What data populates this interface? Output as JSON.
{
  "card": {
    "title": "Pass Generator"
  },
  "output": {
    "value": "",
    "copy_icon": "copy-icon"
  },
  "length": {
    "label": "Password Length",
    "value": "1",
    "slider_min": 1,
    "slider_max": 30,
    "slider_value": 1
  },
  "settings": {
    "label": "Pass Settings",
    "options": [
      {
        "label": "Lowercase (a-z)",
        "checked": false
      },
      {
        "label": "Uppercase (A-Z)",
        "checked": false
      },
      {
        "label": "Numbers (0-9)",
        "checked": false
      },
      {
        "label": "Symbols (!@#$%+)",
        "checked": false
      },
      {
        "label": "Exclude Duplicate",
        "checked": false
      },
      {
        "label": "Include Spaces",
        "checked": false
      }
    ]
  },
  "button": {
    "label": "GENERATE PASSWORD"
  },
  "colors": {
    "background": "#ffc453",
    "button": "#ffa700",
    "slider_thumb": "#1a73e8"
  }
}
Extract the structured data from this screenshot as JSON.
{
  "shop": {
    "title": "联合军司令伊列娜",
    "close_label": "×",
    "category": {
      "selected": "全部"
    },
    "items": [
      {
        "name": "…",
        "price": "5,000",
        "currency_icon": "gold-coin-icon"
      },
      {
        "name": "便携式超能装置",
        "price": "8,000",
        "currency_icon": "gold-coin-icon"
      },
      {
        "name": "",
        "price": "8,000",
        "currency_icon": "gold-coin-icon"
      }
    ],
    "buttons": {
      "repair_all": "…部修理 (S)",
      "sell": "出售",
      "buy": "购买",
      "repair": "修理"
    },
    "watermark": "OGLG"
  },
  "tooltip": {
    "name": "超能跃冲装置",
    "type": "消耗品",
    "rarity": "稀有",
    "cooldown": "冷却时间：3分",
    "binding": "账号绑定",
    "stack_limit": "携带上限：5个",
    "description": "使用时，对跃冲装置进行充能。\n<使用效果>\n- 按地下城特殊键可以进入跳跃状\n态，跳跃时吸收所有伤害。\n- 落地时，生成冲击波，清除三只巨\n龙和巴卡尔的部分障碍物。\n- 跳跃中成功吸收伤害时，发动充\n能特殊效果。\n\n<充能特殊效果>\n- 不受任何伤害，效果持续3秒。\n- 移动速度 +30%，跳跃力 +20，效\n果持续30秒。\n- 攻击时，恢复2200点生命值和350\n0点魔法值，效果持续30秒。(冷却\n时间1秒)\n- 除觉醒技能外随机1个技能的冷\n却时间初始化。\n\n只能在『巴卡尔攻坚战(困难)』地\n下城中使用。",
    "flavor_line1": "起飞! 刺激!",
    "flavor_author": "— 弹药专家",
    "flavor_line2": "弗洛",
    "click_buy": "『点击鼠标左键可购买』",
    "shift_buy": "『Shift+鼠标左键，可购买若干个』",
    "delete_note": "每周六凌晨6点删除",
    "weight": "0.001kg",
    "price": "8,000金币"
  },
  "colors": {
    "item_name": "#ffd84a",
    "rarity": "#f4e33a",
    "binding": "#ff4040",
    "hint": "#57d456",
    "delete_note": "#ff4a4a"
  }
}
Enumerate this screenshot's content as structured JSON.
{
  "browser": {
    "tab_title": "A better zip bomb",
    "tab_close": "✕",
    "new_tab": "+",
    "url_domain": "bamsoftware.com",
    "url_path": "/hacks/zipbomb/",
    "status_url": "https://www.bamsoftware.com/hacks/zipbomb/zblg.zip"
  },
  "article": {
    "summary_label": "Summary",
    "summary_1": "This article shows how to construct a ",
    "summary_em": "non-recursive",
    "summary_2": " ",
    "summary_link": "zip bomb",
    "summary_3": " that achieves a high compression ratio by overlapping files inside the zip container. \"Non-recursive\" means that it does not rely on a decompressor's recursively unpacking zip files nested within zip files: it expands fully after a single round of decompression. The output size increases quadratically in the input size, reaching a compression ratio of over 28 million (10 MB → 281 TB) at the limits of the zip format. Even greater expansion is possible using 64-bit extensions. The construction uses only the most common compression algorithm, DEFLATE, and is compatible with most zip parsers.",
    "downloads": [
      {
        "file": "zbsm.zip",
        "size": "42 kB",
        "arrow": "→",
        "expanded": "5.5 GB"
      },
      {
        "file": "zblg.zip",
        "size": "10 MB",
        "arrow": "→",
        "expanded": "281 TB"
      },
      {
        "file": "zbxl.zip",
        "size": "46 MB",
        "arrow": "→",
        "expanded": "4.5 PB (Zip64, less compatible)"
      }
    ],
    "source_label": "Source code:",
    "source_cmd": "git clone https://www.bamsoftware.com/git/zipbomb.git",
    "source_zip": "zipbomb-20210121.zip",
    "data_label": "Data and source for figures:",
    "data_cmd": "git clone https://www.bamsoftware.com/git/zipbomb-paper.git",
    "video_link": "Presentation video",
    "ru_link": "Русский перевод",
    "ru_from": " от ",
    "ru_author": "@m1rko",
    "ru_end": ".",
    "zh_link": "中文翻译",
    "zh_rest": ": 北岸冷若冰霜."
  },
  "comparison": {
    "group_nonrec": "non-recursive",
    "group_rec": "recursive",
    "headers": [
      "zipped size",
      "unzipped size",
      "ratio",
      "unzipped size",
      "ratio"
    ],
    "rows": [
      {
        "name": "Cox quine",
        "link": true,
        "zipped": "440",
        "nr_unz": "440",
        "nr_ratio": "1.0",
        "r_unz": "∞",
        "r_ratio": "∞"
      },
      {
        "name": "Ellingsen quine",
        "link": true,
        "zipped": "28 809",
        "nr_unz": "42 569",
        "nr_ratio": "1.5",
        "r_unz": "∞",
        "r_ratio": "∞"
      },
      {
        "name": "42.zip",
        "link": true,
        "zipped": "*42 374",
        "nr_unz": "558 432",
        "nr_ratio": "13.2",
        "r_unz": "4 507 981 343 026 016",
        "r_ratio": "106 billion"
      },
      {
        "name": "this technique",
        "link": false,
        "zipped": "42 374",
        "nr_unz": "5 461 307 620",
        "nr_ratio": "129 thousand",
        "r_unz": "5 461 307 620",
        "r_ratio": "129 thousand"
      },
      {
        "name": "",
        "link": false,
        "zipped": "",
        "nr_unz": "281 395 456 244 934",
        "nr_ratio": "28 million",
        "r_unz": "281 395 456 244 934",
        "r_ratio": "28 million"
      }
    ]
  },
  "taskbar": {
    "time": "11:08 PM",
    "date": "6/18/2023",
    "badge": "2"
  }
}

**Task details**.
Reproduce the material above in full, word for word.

**Answer box**.
What data populates this interface? Output as JSON.
{
  "card": {
    "title": "Pass Generator"
  },
  "output": {
    "value": "",
    "copy_icon": "copy-icon"
  },
  "length": {
    "label": "Password Length",
    "value": "1",
    "slider_min": 1,
    "slider_max": 30,
    "slider_value": 1
  },
  "settings": {
    "label": "Pass Settings",
    "options": [
      {
        "label": "Lowercase (a-z)",
        "checked": false
      },
      {
        "label": "Uppercase (A-Z)",
        "checked": false
      },
      {
        "label": "Numbers (0-9)",
        "checked": false
      },
      {
        "label": "Symbols (!@#$%+)",
        "checked": false
      },
      {
        "label": "Exclude Duplicate",
        "checked": false
      },
      {
        "label": "Include Spaces",
        "checked": false
      }
    ]
  },
  "button": {
    "label": "GENERATE PASSWORD"
  },
  "colors": {
    "background": "#ffc453",
    "button": "#ffa700",
    "slider_thumb": "#1a73e8"
  }
}
Extract the structured data from this screenshot as JSON.
{
  "shop": {
    "title": "联合军司令伊列娜",
    "close_label": "×",
    "category": {
      "selected": "全部"
    },
    "items": [
      {
        "name": "…",
        "price": "5,000",
        "currency_icon": "gold-coin-icon"
      },
      {
        "name": "便携式超能装置",
        "price": "8,000",
        "currency_icon": "gold-coin-icon"
      },
      {
        "name": "",
        "price": "8,000",
        "currency_icon": "gold-coin-icon"
      }
    ],
    "buttons": {
      "repair_all": "…部修理 (S)",
      "sell": "出售",
      "buy": "购买",
      "repair": "修理"
    },
    "watermark": "OGLG"
  },
  "tooltip": {
    "name": "超能跃冲装置",
    "type": "消耗品",
    "rarity": "稀有",
    "cooldown": "冷却时间：3分",
    "binding": "账号绑定",
    "stack_limit": "携带上限：5个",
    "description": "使用时，对跃冲装置进行充能。\n<使用效果>\n- 按地下城特殊键可以进入跳跃状\n态，跳跃时吸收所有伤害。\n- 落地时，生成冲击波，清除三只巨\n龙和巴卡尔的部分障碍物。\n- 跳跃中成功吸收伤害时，发动充\n能特殊效果。\n\n<充能特殊效果>\n- 不受任何伤害，效果持续3秒。\n- 移动速度 +30%，跳跃力 +20，效\n果持续30秒。\n- 攻击时，恢复2200点生命值和350\n0点魔法值，效果持续30秒。(冷却\n时间1秒)\n- 除觉醒技能外随机1个技能的冷\n却时间初始化。\n\n只能在『巴卡尔攻坚战(困难)』地\n下城中使用。",
    "flavor_line1": "起飞! 刺激!",
    "flavor_author": "— 弹药专家",
    "flavor_line2": "弗洛",
    "click_buy": "『点击鼠标左键可购买』",
    "shift_buy": "『Shift+鼠标左键，可购买若干个』",
    "delete_note": "每周六凌晨6点删除",
    "weight": "0.001kg",
    "price": "8,000金币"
  },
  "colors": {
    "item_name": "#ffd84a",
    "rarity": "#f4e33a",
    "binding": "#ff4040",
    "hint": "#57d456",
    "delete_note": "#ff4a4a"
  }
}
Enumerate this screenshot's content as structured JSON.
{
  "browser": {
    "tab_title": "A better zip bomb",
    "tab_close": "✕",
    "new_tab": "+",
    "url_domain": "bamsoftware.com",
    "url_path": "/hacks/zipbomb/",
    "status_url": "https://www.bamsoftware.com/hacks/zipbomb/zblg.zip"
  },
  "article": {
    "summary_label": "Summary",
    "summary_1": "This article shows how to construct a ",
    "summary_em": "non-recursive",
    "summary_2": " ",
    "summary_link": "zip bomb",
    "summary_3": " that achieves a high compression ratio by overlapping files inside the zip container. \"Non-recursive\" means that it does not rely on a decompressor's recursively unpacking zip files nested within zip files: it expands fully after a single round of decompression. The output size increases quadratically in the input size, reaching a compression ratio of over 28 million (10 MB → 281 TB) at the limits of the zip format. Even greater expansion is possible using 64-bit extensions. The construction uses only the most common compression algorithm, DEFLATE, and is compatible with most zip parsers.",
    "downloads": [
      {
        "file": "zbsm.zip",
        "size": "42 kB",
        "arrow": "→",
        "expanded": "5.5 GB"
      },
      {
        "file": "zblg.zip",
        "size": "10 MB",
        "arrow": "→",
        "expanded": "281 TB"
      },
      {
        "file": "zbxl.zip",
        "size": "46 MB",
        "arrow": "→",
        "expanded": "4.5 PB (Zip64, less compatible)"
      }
    ],
    "source_label": "Source code:",
    "source_cmd": "git clone https://www.bamsoftware.com/git/zipbomb.git",
    "source_zip": "zipbomb-20210121.zip",
    "data_label": "Data and source for figures:",
    "data_cmd": "git clone https://www.bamsoftware.com/git/zipbomb-paper.git",
    "video_link": "Presentation video",
    "ru_link": "Русский перевод",
    "ru_from": " от ",
    "ru_author": "@m1rko",
    "ru_end": ".",
    "zh_link": "中文翻译",
    "zh_rest": ": 北岸冷若冰霜."
  },
  "comparison": {
    "group_nonrec": "non-recursive",
    "group_rec": "recursive",
    "headers": [
      "zipped size",
      "unzipped size",
      "ratio",
      "unzipped size",
      "ratio"
    ],
    "rows": [
      {
        "name": "Cox quine",
        "link": true,
        "zipped": "440",
        "nr_unz": "440",
        "nr_ratio": "1.0",
        "r_unz": "∞",
        "r_ratio": "∞"
      },
      {
        "name": "Ellingsen quine",
        "link": true,
        "zipped": "28 809",
        "nr_unz": "42 569",
        "nr_ratio": "1.5",
        "r_unz": "∞",
        "r_ratio": "∞"
      },
      {
        "name": "42.zip",
        "link": true,
        "zipped": "*42 374",
        "nr_unz": "558 432",
        "nr_ratio": "13.2",
        "r_unz": "4 507 981 343 026 016",
        "r_ratio": "106 billion"
      },
      {
        "name": "this technique",
        "link": false,
        "zipped": "42 374",
        "nr_unz": "5 461 307 620",
        "nr_ratio": "129 thousand",
        "r_unz": "5 461 307 620",
        "r_ratio": "129 thousand"
      },
      {
        "name": "",
        "link": false,
        "zipped": "",
        "nr_unz": "281 395 456 244 934",
        "nr_ratio": "28 million",
        "r_unz": "281 395 456 244 934",
        "r_ratio": "28 million"
      }
    ]
  },
  "taskbar": {
    "time": "11:08 PM",
    "date": "6/18/2023",
    "badge": "2"
  }
}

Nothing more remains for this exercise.